We climbed down a lot of steps toward the waterfall. We could hear the force of the water crashing down from way up above. As we descended, we saw other people heading in the same direction from the Lower Parking Lot.
The Tanur Falls area is well maintained. It’s full of beautiful greenery, with a neat asphalt path and flagstones lining the sides. Trees and moss are all over the place. The wide path leads up towards wooden steps and the main viewing area of Tanur Waterfall.
Because it was wintertime when we went, the Tanur Waterfall was at its best. It poured down from a narrow stream up above and ballooned out into a large fall before crashing into the pool at the bottom. We could taste and smell the water in the air, even before we were on the main deck.
Up top, there was no staying dry if we wanted to get close. I know it’s a funny comparison, but I was reminded of our time on Maid of the Mist in Niagra Falls. If we got too close to Tanur Falls, we were going to get wet.
We skirted our way around the major soak zones as best we could to get a good view. There were a few other people on the platform, but it wasn’t a boisterous tourist scene. People were mostly silent – there was no use in talking. The noise of the falls drowned out every sound around.

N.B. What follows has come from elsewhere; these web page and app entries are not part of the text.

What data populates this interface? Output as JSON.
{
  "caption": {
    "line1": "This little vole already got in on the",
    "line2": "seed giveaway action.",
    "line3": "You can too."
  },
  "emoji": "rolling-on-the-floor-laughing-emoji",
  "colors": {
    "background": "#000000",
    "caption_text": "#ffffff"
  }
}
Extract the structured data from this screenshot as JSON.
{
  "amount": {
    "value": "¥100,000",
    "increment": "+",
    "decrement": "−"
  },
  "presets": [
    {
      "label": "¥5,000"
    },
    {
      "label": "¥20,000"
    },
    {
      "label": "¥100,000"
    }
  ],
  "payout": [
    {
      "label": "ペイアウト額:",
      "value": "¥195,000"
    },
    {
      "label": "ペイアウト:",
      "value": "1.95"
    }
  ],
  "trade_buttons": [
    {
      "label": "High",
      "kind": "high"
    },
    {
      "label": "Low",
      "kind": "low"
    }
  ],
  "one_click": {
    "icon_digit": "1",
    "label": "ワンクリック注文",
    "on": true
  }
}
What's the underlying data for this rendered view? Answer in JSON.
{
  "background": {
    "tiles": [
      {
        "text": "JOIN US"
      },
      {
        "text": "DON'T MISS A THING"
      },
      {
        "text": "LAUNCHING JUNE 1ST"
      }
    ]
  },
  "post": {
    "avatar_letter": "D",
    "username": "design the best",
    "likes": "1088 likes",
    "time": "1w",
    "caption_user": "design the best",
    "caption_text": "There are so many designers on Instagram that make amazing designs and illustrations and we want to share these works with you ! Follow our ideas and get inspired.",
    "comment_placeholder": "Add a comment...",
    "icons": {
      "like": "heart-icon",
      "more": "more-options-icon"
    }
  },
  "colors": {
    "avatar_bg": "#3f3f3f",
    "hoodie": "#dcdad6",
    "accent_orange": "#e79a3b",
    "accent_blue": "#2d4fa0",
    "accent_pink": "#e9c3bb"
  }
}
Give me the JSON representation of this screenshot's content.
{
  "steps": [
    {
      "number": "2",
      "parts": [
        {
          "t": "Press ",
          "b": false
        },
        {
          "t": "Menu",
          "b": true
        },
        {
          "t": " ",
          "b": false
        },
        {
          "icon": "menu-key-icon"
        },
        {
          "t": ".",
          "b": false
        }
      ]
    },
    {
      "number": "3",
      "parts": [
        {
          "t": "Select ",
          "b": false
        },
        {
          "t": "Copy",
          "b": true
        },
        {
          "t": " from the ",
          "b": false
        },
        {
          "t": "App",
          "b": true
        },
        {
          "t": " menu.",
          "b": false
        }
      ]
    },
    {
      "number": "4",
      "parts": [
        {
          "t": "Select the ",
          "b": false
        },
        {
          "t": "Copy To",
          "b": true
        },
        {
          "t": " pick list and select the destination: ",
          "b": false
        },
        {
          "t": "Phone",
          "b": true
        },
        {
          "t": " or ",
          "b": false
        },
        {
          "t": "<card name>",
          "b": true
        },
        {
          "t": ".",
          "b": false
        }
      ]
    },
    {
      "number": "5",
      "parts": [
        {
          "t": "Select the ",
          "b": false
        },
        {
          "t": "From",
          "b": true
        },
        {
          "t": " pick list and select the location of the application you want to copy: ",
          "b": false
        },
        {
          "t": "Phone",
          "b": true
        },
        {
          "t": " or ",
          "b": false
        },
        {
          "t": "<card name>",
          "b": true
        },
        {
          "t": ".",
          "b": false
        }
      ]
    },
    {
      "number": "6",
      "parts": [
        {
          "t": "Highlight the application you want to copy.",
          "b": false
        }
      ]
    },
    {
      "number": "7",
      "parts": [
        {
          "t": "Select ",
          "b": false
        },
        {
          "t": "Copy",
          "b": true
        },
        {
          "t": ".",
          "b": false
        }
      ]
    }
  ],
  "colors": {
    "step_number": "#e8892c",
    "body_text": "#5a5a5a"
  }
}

And Back Again…
After seeing Tanur Waterfall, it was back up a long set of steps to return the way we came. Somehow, it never bores us to go over the same scenery twice. There’s always an opportunity to see the sights from a fresh perspective.
Thirty minutes later, we were at the trailhead again. We had seen the Lebanese border, three waterfalls (and one mini one) and experienced an amazing hike through wildflower filled riverside scenery.
In this country, there’s a lot more than just the big-name sites to explore. After fifteen years of living here, we were long overdue to discover the lesser known beauty of Nahal Ayun.
- This is an all season trail. Water flows through the river and waterfalls all year long.
- You can take this hike as a one way trail. Park the second car at at the Lower Parking Lot.
- There is a stroller friendly/ wheelchair accessible path to Tanur Falls from the Lower Parking Lot.
- Great for kids.
- This is a National Park. There is an entrance fee to get in. There are also facilities on site and free maps upon entry.
- Entrance to the water is permitted at the wading pools at the campsite near the Lower Parking Lot (near Tanur Falls).
Re: location. Nahal Ayun is in the Upper Galilee in the “Etzba HaGalil.” This is a small sliver of land west of the Golan. So if you’re in the Northern Golan or the Northern Galil, this Nature Reserve will be close by.
There are a lot of stairs if you are hiking the whole way through. If you go only one way (from Upper Parking to Lower Parking), there isn’t much uphill, but you will need a car to wait for you at the other side. I didn’t find that the uphill on the return was particularly daunting, and I would definitely bring my kids on a two way hike here. Just keep the stairs in mind when you’re planning. Total ascent listed in the table above.
Don’t forget to read my guide on the navigational features in these posts before you go.
Questions? Tips for fellow travelers? Leave them in the comments section below!